___ LISTED ENTRIES

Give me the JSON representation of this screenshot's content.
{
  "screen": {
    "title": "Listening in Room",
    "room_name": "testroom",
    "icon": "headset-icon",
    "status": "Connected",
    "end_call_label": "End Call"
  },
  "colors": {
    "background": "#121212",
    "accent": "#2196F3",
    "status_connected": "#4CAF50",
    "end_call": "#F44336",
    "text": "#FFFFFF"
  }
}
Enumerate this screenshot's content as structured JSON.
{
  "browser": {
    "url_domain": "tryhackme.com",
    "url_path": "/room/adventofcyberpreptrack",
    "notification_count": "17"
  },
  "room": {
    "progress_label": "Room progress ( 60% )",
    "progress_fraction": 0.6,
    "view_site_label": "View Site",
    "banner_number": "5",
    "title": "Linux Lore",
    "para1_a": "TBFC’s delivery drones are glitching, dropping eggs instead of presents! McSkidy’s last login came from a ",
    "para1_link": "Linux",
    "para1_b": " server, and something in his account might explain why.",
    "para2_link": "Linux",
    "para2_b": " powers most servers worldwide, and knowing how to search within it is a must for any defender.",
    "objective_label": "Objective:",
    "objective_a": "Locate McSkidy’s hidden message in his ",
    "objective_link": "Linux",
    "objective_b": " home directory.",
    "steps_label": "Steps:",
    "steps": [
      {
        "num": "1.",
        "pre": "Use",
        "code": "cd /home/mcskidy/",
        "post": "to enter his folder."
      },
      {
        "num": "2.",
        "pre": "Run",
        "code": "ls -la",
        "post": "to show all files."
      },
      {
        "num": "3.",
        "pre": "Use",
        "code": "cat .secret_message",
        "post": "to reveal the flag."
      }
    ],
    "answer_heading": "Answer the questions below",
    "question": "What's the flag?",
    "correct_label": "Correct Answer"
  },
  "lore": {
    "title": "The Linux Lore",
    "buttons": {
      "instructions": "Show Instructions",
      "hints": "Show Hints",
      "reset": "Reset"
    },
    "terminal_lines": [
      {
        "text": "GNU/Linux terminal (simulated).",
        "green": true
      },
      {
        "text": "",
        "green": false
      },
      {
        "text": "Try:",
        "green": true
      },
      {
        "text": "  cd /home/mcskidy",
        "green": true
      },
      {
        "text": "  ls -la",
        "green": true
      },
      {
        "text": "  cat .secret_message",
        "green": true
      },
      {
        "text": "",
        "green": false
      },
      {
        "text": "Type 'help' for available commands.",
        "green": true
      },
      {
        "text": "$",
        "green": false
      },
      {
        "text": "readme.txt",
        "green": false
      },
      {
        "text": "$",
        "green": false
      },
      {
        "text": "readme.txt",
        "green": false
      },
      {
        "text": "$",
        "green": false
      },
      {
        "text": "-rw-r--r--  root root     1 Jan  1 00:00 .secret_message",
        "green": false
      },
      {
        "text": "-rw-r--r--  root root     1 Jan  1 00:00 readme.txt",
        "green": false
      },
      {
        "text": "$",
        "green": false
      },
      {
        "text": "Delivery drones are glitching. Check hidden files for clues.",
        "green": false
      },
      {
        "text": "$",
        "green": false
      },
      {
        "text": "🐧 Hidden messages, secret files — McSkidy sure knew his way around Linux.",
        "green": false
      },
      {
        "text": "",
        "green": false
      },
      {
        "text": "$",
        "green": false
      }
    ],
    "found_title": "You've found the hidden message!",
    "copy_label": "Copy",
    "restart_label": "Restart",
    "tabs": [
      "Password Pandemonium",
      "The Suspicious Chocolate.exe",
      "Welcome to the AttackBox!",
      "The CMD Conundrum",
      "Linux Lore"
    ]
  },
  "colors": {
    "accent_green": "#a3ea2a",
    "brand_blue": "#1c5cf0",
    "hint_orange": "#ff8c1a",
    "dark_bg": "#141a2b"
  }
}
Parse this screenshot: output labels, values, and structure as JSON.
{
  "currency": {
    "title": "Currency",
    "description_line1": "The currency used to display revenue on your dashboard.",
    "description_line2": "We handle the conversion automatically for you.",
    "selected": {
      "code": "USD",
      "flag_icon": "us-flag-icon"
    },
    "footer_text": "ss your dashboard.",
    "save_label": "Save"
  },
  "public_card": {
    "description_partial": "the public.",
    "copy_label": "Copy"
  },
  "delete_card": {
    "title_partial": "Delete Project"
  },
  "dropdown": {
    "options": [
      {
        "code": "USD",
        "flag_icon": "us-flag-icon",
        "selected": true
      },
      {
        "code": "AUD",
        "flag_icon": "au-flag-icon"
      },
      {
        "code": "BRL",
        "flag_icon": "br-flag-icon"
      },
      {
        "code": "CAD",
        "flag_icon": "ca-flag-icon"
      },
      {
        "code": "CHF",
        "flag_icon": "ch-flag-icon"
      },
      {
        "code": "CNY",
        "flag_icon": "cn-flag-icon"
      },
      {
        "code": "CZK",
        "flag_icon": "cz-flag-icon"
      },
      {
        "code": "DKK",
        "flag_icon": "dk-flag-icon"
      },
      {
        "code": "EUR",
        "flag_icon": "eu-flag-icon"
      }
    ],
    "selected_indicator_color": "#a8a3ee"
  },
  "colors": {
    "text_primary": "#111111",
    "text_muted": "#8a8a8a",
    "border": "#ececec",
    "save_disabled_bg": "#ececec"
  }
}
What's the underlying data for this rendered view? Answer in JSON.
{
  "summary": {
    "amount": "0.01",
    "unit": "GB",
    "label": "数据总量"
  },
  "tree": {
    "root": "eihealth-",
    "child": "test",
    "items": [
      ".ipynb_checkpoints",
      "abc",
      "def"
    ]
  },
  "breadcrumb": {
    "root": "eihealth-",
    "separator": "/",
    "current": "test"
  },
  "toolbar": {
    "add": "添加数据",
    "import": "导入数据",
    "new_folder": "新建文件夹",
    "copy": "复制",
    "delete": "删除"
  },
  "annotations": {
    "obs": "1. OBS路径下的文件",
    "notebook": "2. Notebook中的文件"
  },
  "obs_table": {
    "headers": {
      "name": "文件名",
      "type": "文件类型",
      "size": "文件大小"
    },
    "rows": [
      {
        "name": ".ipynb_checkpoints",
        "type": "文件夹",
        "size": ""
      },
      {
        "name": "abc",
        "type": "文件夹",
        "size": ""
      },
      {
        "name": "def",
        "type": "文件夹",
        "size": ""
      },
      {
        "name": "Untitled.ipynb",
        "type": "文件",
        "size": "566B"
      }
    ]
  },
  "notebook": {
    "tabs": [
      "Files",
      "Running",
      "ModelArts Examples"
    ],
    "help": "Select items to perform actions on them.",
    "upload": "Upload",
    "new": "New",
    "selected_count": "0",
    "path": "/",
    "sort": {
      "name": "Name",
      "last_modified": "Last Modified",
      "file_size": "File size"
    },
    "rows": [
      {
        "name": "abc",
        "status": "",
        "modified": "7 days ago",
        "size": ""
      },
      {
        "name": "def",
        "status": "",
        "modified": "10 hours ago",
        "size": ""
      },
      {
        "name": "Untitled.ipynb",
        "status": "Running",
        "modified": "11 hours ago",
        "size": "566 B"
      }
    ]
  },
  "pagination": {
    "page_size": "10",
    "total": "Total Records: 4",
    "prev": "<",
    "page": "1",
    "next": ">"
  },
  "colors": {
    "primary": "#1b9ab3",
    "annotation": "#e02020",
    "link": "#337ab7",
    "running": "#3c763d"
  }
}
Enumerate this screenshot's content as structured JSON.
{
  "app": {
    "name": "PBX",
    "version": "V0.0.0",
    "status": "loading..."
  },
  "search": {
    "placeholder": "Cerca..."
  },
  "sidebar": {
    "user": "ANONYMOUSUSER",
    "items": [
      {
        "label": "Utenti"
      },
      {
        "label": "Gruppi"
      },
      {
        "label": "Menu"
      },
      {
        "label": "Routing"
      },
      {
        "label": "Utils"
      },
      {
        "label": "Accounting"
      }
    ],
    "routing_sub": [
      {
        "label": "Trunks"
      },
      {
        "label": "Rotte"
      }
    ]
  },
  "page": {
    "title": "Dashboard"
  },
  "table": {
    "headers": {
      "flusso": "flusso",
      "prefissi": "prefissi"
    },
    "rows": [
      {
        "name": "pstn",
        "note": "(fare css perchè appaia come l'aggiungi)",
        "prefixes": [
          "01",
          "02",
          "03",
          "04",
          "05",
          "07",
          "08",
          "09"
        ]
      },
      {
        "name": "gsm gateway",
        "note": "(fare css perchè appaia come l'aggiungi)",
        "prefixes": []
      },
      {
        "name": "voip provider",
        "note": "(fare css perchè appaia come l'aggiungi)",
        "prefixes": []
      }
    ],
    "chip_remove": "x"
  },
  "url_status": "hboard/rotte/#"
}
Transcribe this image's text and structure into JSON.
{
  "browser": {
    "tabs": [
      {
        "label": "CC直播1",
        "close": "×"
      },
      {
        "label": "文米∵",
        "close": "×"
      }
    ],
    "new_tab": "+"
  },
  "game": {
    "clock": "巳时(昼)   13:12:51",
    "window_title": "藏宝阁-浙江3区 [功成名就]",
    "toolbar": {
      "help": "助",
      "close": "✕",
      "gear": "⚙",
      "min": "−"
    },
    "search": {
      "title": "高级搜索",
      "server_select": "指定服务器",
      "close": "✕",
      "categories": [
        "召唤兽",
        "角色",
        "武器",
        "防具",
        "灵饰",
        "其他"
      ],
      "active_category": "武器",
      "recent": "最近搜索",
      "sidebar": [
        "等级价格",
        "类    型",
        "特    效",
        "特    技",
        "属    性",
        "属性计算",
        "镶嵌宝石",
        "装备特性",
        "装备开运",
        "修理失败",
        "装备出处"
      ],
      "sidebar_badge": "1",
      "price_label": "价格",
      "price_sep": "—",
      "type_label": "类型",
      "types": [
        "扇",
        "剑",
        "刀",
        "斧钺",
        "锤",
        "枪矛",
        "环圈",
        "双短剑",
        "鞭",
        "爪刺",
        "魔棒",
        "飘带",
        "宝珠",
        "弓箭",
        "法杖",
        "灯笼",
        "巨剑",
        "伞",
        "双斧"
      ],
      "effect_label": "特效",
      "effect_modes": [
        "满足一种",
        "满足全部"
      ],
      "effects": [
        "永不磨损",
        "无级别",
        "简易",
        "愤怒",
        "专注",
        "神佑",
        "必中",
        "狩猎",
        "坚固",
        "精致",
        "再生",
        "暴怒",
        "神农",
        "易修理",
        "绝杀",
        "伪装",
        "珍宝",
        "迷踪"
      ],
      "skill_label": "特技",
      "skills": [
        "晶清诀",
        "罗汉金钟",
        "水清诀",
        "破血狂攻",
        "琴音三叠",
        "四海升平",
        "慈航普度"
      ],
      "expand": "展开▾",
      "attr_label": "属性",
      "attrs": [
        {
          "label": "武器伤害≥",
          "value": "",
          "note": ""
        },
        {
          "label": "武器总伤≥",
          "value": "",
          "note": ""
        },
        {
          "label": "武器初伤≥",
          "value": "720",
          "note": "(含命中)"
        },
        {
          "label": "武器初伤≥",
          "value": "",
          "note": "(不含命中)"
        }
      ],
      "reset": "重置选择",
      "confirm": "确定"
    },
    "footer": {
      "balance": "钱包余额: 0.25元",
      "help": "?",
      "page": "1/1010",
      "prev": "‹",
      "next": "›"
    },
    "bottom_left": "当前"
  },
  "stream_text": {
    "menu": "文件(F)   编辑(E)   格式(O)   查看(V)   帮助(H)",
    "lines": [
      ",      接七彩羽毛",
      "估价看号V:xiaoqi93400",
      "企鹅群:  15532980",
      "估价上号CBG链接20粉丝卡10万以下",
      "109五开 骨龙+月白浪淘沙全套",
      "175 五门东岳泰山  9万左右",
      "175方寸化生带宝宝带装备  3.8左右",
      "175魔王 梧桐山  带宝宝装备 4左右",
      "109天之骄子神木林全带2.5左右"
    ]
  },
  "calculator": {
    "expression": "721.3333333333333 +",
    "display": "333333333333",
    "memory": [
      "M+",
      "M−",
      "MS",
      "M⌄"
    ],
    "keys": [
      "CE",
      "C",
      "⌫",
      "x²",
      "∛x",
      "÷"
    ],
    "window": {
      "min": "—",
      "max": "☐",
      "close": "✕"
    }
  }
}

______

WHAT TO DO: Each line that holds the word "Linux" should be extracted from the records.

SOLVED PROBLEM:
    "title": "Linux Lore",
    "para1_link": "Linux",
    "para2_link": "Linux",
    "objective_link": "Linux",
    "title": "The Linux Lore",
        "text": "GNU/Linux terminal (simulated).",
        "text": "🐧 Hidden messages, secret files — McSkidy sure knew his way around Linux.",
      "Linux Lore"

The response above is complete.